▶ **YOUR TASK**:
Below are some records; copy each line in them that contains "time".
╔══
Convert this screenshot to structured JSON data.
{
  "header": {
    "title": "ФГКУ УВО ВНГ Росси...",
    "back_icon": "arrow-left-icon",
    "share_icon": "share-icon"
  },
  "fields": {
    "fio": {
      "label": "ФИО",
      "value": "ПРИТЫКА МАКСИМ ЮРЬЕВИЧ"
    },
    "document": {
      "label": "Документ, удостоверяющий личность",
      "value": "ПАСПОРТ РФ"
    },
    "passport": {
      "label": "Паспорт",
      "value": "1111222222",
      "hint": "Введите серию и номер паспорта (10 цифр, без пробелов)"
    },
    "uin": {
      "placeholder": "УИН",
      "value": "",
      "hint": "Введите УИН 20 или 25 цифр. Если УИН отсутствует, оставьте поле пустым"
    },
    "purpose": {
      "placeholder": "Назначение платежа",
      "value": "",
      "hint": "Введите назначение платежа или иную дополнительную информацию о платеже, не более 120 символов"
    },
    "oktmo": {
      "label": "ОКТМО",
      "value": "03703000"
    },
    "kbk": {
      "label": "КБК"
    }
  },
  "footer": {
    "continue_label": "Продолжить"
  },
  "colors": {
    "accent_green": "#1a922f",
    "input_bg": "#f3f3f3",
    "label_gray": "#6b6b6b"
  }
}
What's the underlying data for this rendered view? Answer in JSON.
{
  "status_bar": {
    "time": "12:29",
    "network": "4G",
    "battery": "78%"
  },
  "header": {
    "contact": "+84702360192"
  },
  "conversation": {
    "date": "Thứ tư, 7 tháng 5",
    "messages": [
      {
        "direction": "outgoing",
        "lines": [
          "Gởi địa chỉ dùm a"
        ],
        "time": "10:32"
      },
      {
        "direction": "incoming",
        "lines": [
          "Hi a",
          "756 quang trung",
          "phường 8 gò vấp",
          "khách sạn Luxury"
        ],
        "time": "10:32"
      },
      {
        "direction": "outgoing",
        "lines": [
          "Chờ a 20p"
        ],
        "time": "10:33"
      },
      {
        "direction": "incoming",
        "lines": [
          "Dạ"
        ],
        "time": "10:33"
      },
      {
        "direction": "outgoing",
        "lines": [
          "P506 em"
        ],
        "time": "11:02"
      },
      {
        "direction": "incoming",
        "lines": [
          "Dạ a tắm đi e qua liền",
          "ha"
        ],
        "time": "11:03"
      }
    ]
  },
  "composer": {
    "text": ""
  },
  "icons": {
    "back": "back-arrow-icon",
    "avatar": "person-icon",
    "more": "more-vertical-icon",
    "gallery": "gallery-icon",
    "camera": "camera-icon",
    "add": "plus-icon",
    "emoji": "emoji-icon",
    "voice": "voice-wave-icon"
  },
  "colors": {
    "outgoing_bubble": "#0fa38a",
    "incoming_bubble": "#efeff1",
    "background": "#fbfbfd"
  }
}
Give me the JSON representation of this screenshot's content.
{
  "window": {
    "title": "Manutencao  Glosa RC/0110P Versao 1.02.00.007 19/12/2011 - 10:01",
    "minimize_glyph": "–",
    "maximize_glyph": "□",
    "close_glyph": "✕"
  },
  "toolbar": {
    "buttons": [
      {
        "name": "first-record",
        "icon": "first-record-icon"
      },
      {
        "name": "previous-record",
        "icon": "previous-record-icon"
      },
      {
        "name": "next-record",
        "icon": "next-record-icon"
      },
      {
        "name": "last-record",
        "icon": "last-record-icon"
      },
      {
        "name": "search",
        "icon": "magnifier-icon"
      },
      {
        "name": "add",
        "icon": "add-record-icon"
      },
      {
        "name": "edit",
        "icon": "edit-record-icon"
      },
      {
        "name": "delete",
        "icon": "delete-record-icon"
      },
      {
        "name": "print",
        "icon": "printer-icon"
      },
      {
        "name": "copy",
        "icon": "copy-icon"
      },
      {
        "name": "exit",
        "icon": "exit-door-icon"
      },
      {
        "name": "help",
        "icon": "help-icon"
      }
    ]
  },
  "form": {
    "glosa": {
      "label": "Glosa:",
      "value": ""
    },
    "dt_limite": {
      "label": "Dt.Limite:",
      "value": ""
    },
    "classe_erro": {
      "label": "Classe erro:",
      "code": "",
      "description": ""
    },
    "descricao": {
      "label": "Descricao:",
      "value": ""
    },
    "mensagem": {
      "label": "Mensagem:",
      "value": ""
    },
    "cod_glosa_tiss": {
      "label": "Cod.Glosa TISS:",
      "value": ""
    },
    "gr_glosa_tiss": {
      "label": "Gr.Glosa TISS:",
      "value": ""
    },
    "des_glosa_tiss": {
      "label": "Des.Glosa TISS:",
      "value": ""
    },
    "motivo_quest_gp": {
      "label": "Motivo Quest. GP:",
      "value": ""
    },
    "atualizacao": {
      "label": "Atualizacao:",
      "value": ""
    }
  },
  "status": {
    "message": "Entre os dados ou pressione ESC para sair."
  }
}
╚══
▶ **TASK RESULT**:
    "time": "12:29",
        "time": "10:32"
        "time": "10:32"
        "time": "10:33"
        "time": "10:33"
        "time": "11:02"
        "time": "11:03"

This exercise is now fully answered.